This morning when I went to scoop Bee out of her crib, I saw some strange bits on her sheet that looked like ratty old foam stuffing. I spent a moment wondering which toy she had managed to pull apart before I realized that she had thrown up in the middle of the night! She made it past the constantly spitting up stage ages ago now, so I was quite surprised. She hadn't made a peep and didn't seem bothered at all. I fed her breakfast, gave her a bath, rinsed and soaked everything dirty, and got on with the day. It went smoothly until dinner, when Bee took a bite of grilled cheese, worked on it for a while...and then threw up again all over herself and the table. Andrew and I looked at each other, each of us, I thought, expecting the other to have some kind of ideal parental response to this moment.
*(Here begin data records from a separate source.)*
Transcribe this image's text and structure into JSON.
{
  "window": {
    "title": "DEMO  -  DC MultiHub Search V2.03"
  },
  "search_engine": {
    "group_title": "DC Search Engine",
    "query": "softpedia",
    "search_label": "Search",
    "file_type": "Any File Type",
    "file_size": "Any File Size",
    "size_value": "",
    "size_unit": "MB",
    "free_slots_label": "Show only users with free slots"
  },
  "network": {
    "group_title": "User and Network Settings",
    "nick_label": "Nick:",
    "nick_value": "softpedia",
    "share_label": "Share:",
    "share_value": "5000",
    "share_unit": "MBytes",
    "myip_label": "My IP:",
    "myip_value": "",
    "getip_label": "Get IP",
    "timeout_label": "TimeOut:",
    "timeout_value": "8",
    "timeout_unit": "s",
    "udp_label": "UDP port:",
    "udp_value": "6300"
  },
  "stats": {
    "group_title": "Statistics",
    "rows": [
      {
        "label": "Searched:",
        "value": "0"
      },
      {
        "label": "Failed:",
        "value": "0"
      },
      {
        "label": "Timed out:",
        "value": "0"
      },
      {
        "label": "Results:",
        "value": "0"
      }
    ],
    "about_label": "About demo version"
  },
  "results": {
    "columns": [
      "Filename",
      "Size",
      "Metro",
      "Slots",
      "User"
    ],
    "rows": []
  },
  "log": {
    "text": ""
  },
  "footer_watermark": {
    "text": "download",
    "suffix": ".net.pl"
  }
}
All we could do, though, was bathe her again, offer some benign unseasoned sweet potato (rejected), and tuck her in after her book and her song.
I am telling this story because something about washing up in the morning and then again at night made me feel more legitimately motherly than I often do, as if I was finally earning my title (or perhaps just a new mothering merit badge--vomit management level 1).
Even on the days when all our effluences stay where they're supposed to, there's just an endless amount of tidying and cleaning to do. I don't even come close to keeping up with it. I love the Ahlbergs' Peek-A-Boo! in part because it shows all the tasks that have to happen around baby and his sisters to keep their lovably disorderly house from spinning completely out of control. I sometimes feel especially gratified that it takes three adults--mother, father, and grandmother--to bear that load, but then I remind myself that they have some tasks I do not--toting in coal, washing windows (ha!), ironing. I almost always notice some new detail in this book's pictures. When we read Goodnight Moon, my suppressed inner student is forever spinning absurd theories about its narrative technique and the weighty implications of what is included and what excluded. But when we read anything by the Ahlbergs, I am just looking and smiling. And wishing I could draw.
But about that untidy house. Last week I wanted to make chili chocolate ice cream from a recipe I developed and then scribbled on a Barneys receipt in 2006. This receipt has since made its home in Chez Panisse Desserts, falling reproachfully at my feet whenever I pick the book up to make something else ("just store me on the computer already!"). I have known exactly where it was for several years...and then last week, when I needed it, it was not in the book. Nor was it in the charlotte mold that sits next to my computer gathering scraps of paper that really should be dealt with. So I winged it, making something okay but not great.
You know when I found it, don't you? The next day. It was in the pocket at the back of my calendar, where I had tucked it for safekeeping this fall. It is very easy to see myself as an Ahlberg character, rifling through my paper-stuffed charlotte mold, about to knock over a stack of books, my good cheer sustained by a mug of tea and a scone that is, no doubt, leaving a trail of crumbs behind me, while the child reading my book claps and laughs and sees that the recipe is poking out of my calendar.
So, 3.5 years after I made it up (and, apparently, was talked into seldom-worn eye makeup by Violet of Barneys), here is chili chocolate ice cream:
- 1/8 teaspoon cayenne
- 2 cups cream
- 2 cups milk (2% or whole)
- 3/4 cup sugar
- 2 dried red chiles
- 1 cinnamon stick
- 1/2 teaspoon cinnamon
- 6 egg yolks
- 6 ounces semisweet chocolate
- 2 tablespoons butter
I made no note of my technique, but I'm guessing that you warm all the ingredients up to but not including egg yolks in a saucepan over medium heat, stirring, until the sugar dissolves. Cover and allow the milky mixture to steep for at least 30 minutes or until the milk tastes pleasantly sweet and spicy. Meantime, melt together the chocolate and butter. When the milky mixture tastes right, remove the chiles and cinnamon stick and whisk a splash of the liquid into the egg yolks. Pour the yolks into the saucepan of spiced milk and cook over medium-low heat, stirring constantly, until the custard coats the spoon. Off heat, whisk in the melted chocolate. Chill thoroughly, preferably overnight, before freezing in your ice cream maker.
(This time I added some vanilla and cardamom, and I think the vanilla was overwhelming. A smaller splash would have been fine.)
*UPDATE* WRT being a mother...Today Design Mom posted a lovely video by Katherine Center (who, fun fact, went to my school in Houston). I don't know what Mom 2.0 is, but you should click through to the short video if you want to get happily weepy (or weepily happy?).